Woman of the Century/Mrs. Dora V. Wheelock
DORA V. WHEELOCK. WHEELOCK, Mrs. Dora V., temperance worker, born in Calais, near Montpelier, Vt., 1847. Her parents belonged to strong New England stock, with a mingling of French blood. Her great-grandfather was a captain in the Revolutionary War. Her father, a Christian minister, died when she was but three years old, leaving a family of small children, of whom she was the youngest. Her mother, a woman of ability and force, proved equal to the charge. In 1865 Dora was graduated from the high school of Berlin, Wis., and in July, three weeks after, became the wife of Oren N. Wheelock, a merchant of that city. They lived first in Iowa, and then in Wisconsin, till 1873, when they settled in Beatrice, Neb., their present home. Mrs. Wheelock has always been interested in church, foreign missionary and school work. Since 1885 she has been an influential worker in the Woman's Christian Temperance Union, serving for several years as local president and three years as president of Gage county. In the spring of 1889 she was elected to a position on the board of education of Beatrice, which office she still holds. She is State superintendent of press work, and reporter for the "Union Signal" for Nebraska. She has written much and might have written more, but for the many paths in which duty called her. Her articles have appeared in the "Youth's Companion," "Union Signal" and various other publications. She is a variously gifted woman, a musician, both vocal and instrumental, and an artist who might have won recognition had she chosen to make painting a specialty.

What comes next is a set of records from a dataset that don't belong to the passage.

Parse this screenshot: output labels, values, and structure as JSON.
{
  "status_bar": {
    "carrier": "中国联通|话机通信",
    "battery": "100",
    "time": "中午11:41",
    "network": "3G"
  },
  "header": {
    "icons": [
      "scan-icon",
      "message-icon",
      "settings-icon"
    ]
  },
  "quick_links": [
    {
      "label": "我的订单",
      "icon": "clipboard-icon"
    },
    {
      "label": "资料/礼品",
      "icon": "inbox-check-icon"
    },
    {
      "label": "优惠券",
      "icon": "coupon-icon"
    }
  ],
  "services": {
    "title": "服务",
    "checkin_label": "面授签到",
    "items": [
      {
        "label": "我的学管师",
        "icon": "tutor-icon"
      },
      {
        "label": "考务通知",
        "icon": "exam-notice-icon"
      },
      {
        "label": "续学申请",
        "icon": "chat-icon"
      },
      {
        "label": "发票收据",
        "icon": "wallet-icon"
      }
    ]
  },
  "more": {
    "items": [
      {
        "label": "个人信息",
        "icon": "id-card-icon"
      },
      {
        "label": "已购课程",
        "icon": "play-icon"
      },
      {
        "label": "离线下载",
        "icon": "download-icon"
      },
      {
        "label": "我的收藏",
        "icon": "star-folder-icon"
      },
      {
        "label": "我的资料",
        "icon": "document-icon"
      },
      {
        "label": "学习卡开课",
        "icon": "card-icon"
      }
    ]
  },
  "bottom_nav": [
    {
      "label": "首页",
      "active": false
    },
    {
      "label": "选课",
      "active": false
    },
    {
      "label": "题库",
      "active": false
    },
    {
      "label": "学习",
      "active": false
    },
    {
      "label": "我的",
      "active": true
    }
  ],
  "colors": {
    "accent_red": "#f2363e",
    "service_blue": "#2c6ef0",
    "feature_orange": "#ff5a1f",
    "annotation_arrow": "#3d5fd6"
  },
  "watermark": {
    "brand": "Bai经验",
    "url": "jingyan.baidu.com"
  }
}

She is strong in the advocacy of woman's enfranchisement, though not known as a special worker in the field. She strives to be one of the advance guard in the cause of woman's progress.